I’m a die-hard when it comes to The Roots, and willing to be an apologist for them for their sonic sins mainly because those missteps are relatively few and far between. (“Pussy Galore,” perhaps my least favorite Roots track of all time, still has a pretty dope beat; those 10-minute spoken word poems that used to be tucked in at the end of their albums are easily passable.) But even for an apologist like me, How I Got Over is pretty disappointing.
There are a few highlights here, and about where you’d expect them to be. The album sounds a lot different than their last, the terrific Rising Down, and boasts a much more plaintive mood and with mellower hooks. Black Thought weirdly phones in a couple verses (notably the first one on “Dear God 2.0“) but he’s his usual, muscular, percussive, self (“Doin It Again.”) But he takes a back seat on this album, as there’s a guest MC on nearly every track.
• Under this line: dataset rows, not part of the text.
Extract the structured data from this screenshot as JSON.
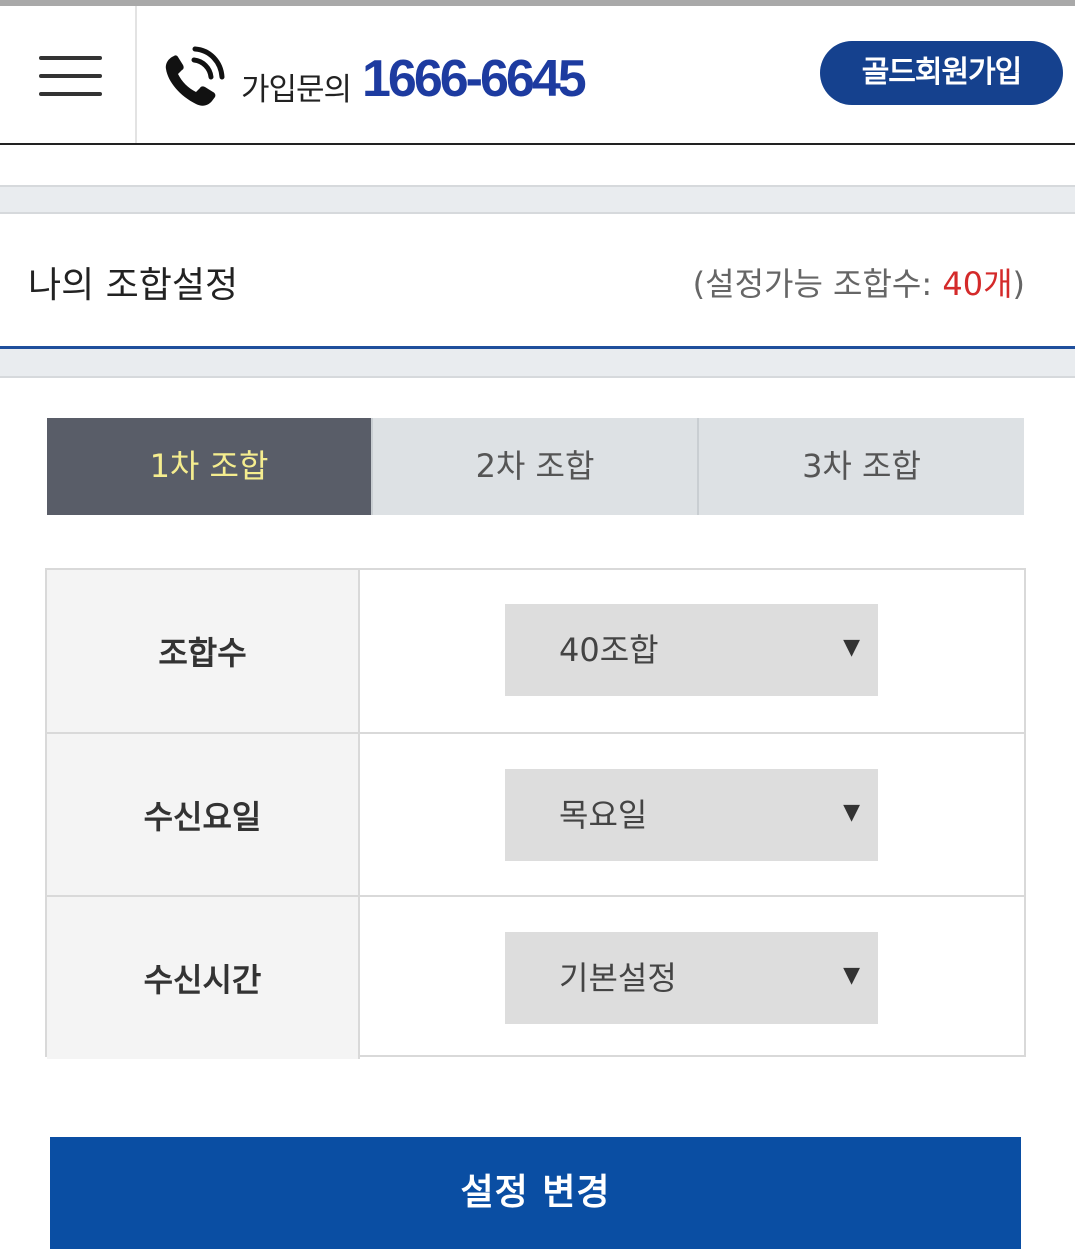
{
  "header": {
    "menu_icon": "hamburger-menu-icon",
    "phone_icon": "phone-ringing-icon",
    "inquiry_label": "가입문의",
    "inquiry_number": "1666-6645",
    "join_button": "골드회원가입"
  },
  "section": {
    "title": "나의 조합설정",
    "available_open": "(설정가능 조합수: ",
    "available_count": "40개",
    "available_close": ")"
  },
  "tabs": [
    {
      "label": "1차 조합",
      "active": true
    },
    {
      "label": "2차 조합",
      "active": false
    },
    {
      "label": "3차 조합",
      "active": false
    }
  ],
  "settings": [
    {
      "label": "조합수",
      "value": "40조합"
    },
    {
      "label": "수신요일",
      "value": "목요일"
    },
    {
      "label": "수신시간",
      "value": "기본설정"
    }
  ],
  "dropdown_arrow": "▼",
  "submit_label": "설정 변경",
  "colors": {
    "brand_blue": "#15418e",
    "number_blue": "#1d3ba0",
    "active_tab_bg": "#595d68",
    "active_tab_text": "#f5ed8f",
    "count_red": "#d42a2a",
    "submit_blue": "#0a4ea3"
  }
}
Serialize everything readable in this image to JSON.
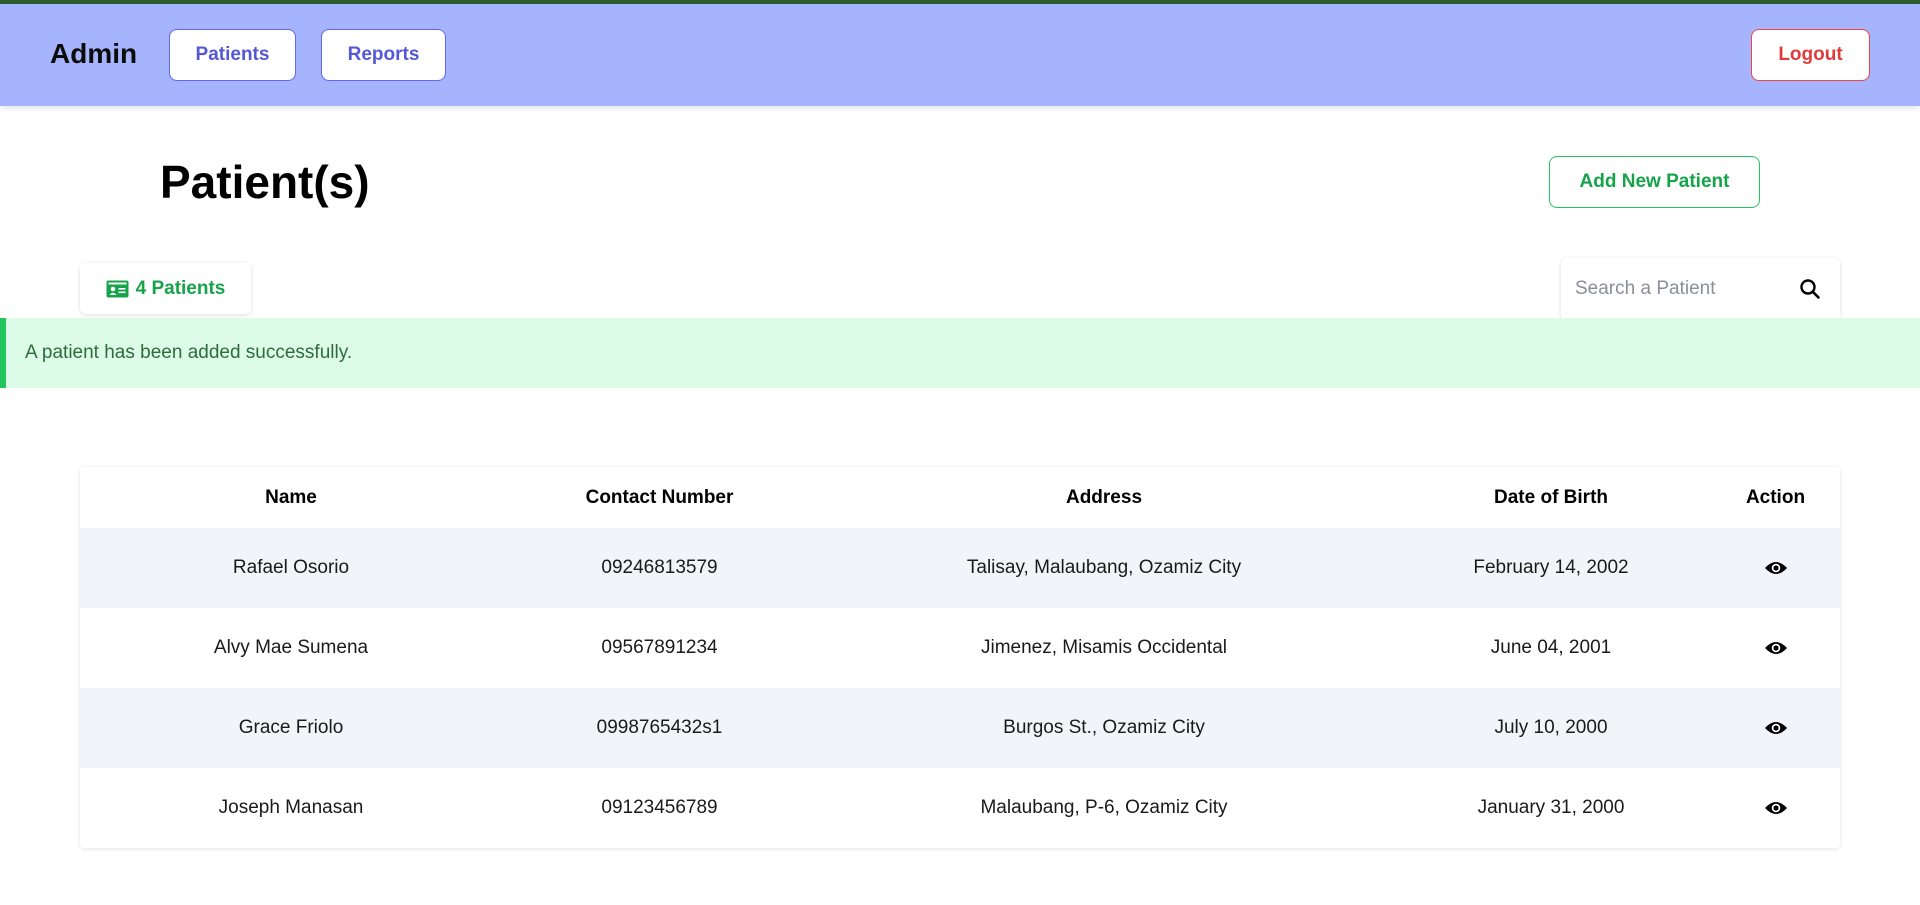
{
  "navbar": {
    "brand": "Admin",
    "patients_label": "Patients",
    "reports_label": "Reports",
    "logout_label": "Logout"
  },
  "page": {
    "title": "Patient(s)",
    "add_button_label": "Add New Patient",
    "patient_count_label": "4 Patients"
  },
  "search": {
    "placeholder": "Search a Patient",
    "value": ""
  },
  "alert": {
    "message": "A patient has been added successfully."
  },
  "table": {
    "headers": {
      "name": "Name",
      "contact": "Contact Number",
      "address": "Address",
      "dob": "Date of Birth",
      "action": "Action"
    },
    "rows": [
      {
        "name": "Rafael Osorio",
        "contact": "09246813579",
        "address": "Talisay, Malaubang, Ozamiz City",
        "dob": "February 14, 2002",
        "action_icon": "eye-icon"
      },
      {
        "name": "Alvy Mae Sumena",
        "contact": "09567891234",
        "address": "Jimenez, Misamis Occidental",
        "dob": "June 04, 2001",
        "action_icon": "eye-icon"
      },
      {
        "name": "Grace Friolo",
        "contact": "0998765432s1",
        "address": "Burgos St., Ozamiz City",
        "dob": "July 10, 2000",
        "action_icon": "eye-icon"
      },
      {
        "name": "Joseph Manasan",
        "contact": "09123456789",
        "address": "Malaubang, P-6, Ozamiz City",
        "dob": "January 31, 2000",
        "action_icon": "eye-icon"
      }
    ]
  },
  "colors": {
    "navbar_bg": "#a5b4fc",
    "nav_accent": "#6366f1",
    "logout_accent": "#ef4444",
    "success_green": "#22c55e",
    "alert_bg": "#dcfce7",
    "row_stripe": "#f1f5f9"
  }
}
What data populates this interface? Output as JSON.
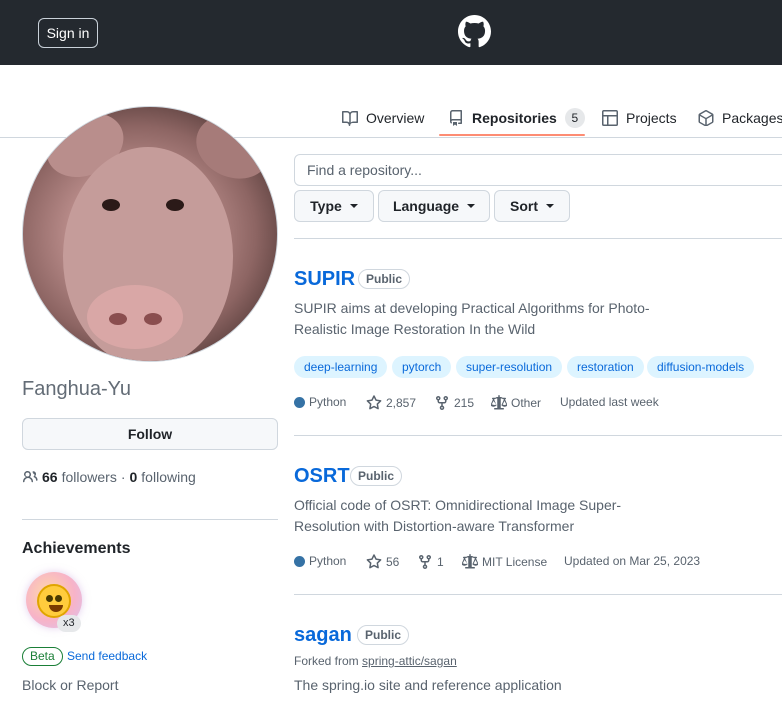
{
  "header": {
    "sign_in": "Sign in"
  },
  "tabs": [
    {
      "label": "Overview",
      "icon": "book-icon"
    },
    {
      "label": "Repositories",
      "icon": "repo-icon",
      "count": "5",
      "active": true
    },
    {
      "label": "Projects",
      "icon": "table-icon"
    },
    {
      "label": "Packages",
      "icon": "package-icon"
    }
  ],
  "profile": {
    "username": "Fanghua-Yu",
    "follow": "Follow",
    "followers_count": "66",
    "followers_label": "followers",
    "separator": "·",
    "following_count": "0",
    "following_label": "following",
    "achievements_title": "Achievements",
    "achievement_count": "x3",
    "beta": "Beta",
    "feedback": "Send feedback",
    "block": "Block or Report"
  },
  "search": {
    "placeholder": "Find a repository..."
  },
  "filters": [
    "Type",
    "Language",
    "Sort"
  ],
  "colors": {
    "python": "#3572a5",
    "link": "#0969da",
    "header_bg": "#24292f",
    "tab_underline": "#fd8c73"
  },
  "repos": [
    {
      "name": "SUPIR",
      "visibility": "Public",
      "description": "SUPIR aims at developing Practical Algorithms for Photo-Realistic Image Restoration In the Wild",
      "topics": [
        "deep-learning",
        "pytorch",
        "super-resolution",
        "restoration",
        "diffusion-models"
      ],
      "language": "Python",
      "stars": "2,857",
      "forks": "215",
      "license": "Other",
      "updated": "Updated last week"
    },
    {
      "name": "OSRT",
      "visibility": "Public",
      "description": "Official code of OSRT: Omnidirectional Image Super-Resolution with Distortion-aware Transformer",
      "language": "Python",
      "stars": "56",
      "forks": "1",
      "license": "MIT License",
      "updated": "Updated on Mar 25, 2023"
    },
    {
      "name": "sagan",
      "visibility": "Public",
      "forked_prefix": "Forked from",
      "forked_from": "spring-attic/sagan",
      "description": "The spring.io site and reference application"
    }
  ]
}
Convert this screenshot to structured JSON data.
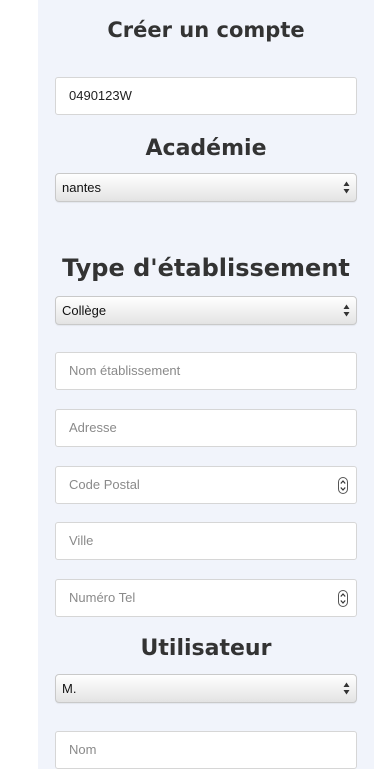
{
  "header": {
    "title": "Créer un compte"
  },
  "account": {
    "uai_value": "0490123W"
  },
  "academie": {
    "heading": "Académie",
    "selected": "nantes"
  },
  "etablissement": {
    "heading": "Type d'établissement",
    "type_selected": "Collège",
    "nom_placeholder": "Nom établissement",
    "adresse_placeholder": "Adresse",
    "code_postal_placeholder": "Code Postal",
    "ville_placeholder": "Ville",
    "telephone_placeholder": "Numéro Tel"
  },
  "utilisateur": {
    "heading": "Utilisateur",
    "civilite_selected": "M.",
    "nom_placeholder": "Nom"
  }
}
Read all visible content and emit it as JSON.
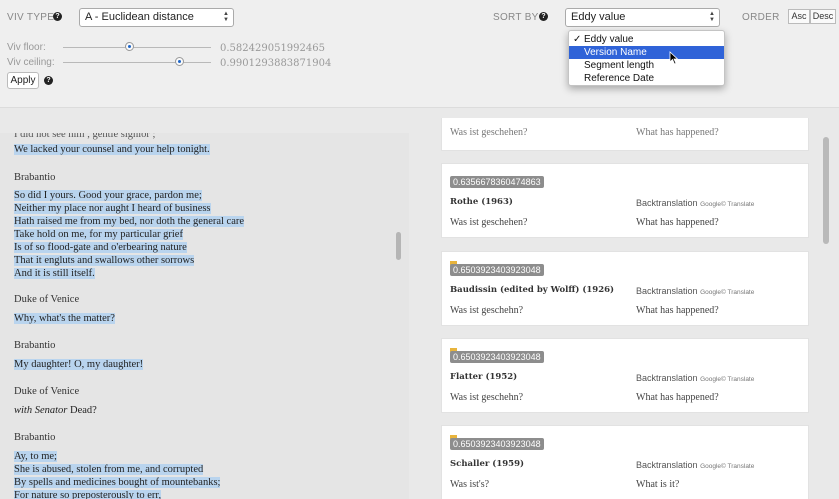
{
  "controls": {
    "viv_type_label": "VIV TYPE",
    "viv_type_value": "A - Euclidean distance",
    "sort_by_label": "SORT BY",
    "sort_by_value": "Eddy value",
    "order_label": "ORDER",
    "order_asc": "Asc",
    "order_desc": "Desc",
    "viv_floor_label": "Viv floor:",
    "viv_floor_value": "0.582429051992465",
    "viv_floor_fraction": 0.45,
    "viv_ceiling_label": "Viv ceiling:",
    "viv_ceiling_value": "0.9901293883871904",
    "viv_ceiling_fraction": 0.79,
    "apply_label": "Apply"
  },
  "sort_menu": {
    "items": [
      "Eddy value",
      "Version Name",
      "Segment length",
      "Reference Date"
    ],
    "checked_index": 0,
    "highlighted_index": 1,
    "check_glyph": "✓"
  },
  "source_text": {
    "top_partial": "I did not see him , gentle signior ;",
    "top_line": "We lacked your counsel and your help tonight.",
    "speeches": [
      {
        "speaker": "Brabantio",
        "lines": [
          "So did I yours. Good your grace, pardon me;",
          "Neither my place nor aught I heard of business",
          "Hath raised me from my bed, nor doth the general care",
          "Take hold on me, for my particular grief",
          "Is of so flood-gate and o'erbearing nature",
          "That it engluts and swallows other sorrows",
          "And it is still itself."
        ]
      },
      {
        "speaker": "Duke of Venice",
        "lines": [
          "Why, what's the matter?"
        ]
      },
      {
        "speaker": "Brabantio",
        "lines": [
          "My daughter! O, my daughter!"
        ]
      },
      {
        "speaker": "Duke of Venice",
        "stage": "with Senator",
        "lines": [
          "Dead?"
        ]
      },
      {
        "speaker": "Brabantio",
        "lines": [
          "Ay, to me;",
          "She is abused, stolen from me, and corrupted",
          "By spells and medicines bought of mountebanks;",
          "For nature so preposterously to err,"
        ]
      }
    ]
  },
  "versions": {
    "partial_top": {
      "text": "Was ist geschehen?",
      "back": "What has happened?"
    },
    "backtranslation_label": "Backtranslation",
    "google_label": "Google© Translate",
    "cards": [
      {
        "score": "0.6356678360474863",
        "flag": false,
        "name": "Rothe (1963)",
        "text": "Was ist geschehen?",
        "back": "What has happened?"
      },
      {
        "score": "0.6503923403923048",
        "flag": true,
        "name": "Baudissin (edited by Wolff) (1926)",
        "text": "Was ist geschehn?",
        "back": "What has happened?"
      },
      {
        "score": "0.6503923403923048",
        "flag": true,
        "name": "Flatter (1952)",
        "text": "Was ist geschehn?",
        "back": "What has happened?"
      },
      {
        "score": "0.6503923403923048",
        "flag": true,
        "name": "Schaller (1959)",
        "text": "Was ist's?",
        "back": "What is it?"
      }
    ]
  },
  "colors": {
    "highlight": "#b9d4ee",
    "menu_selection": "#2f63d8",
    "flag": "#e8b43c",
    "badge": "#8d8d8d"
  }
}
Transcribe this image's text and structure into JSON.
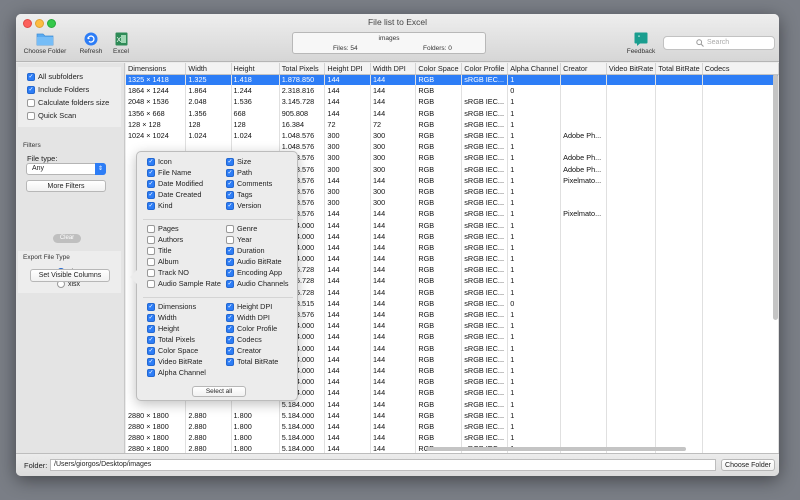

This isn’t all bad since the Roots bench (Truck North, P.O.R.N., etc.) is solid and deep, and because Phonte, who guests on two songs, is creeping into that rarefied Andre 3000 space in which he steals and improves every track on which he appears. (There was also supposed to be a new collaboration with Cody Chestnutt on this album, but it’s nowhere to be found.)
But on the other side, you have some new dude named STS, who has the most annoying hip-hop voice since Bootie Brown. He appears on “Right On” and “Hustla,” two songs I hope to never hear again. Then there’s “The Fire,” which sounds like something The Rising Tied or a similar group would do, and one that probably makes the most sense if you’re 16 and have a big wrestling tournament in an hour. It sounds like the music for a cheesy training montage. Coming into this album, The Roots had produced maybe three songs that i’ve absolutely hated over a nearly 20-year career. They’ve matched that total on this one album.
One of the criticisms (or strengths, depending on whom you ask) is that so much of their music sounds better at their famously excellent stage shows. That’ll undoubtedly be true here; peep their dope performance of How I Got Over on Jimmy Fallon, which has already become a staple of their live sets. Who knows, though? I wasn’t blown away by The Tipping Point when it first dropped, but I’m a fan of it now. Maybe that’ll be true here.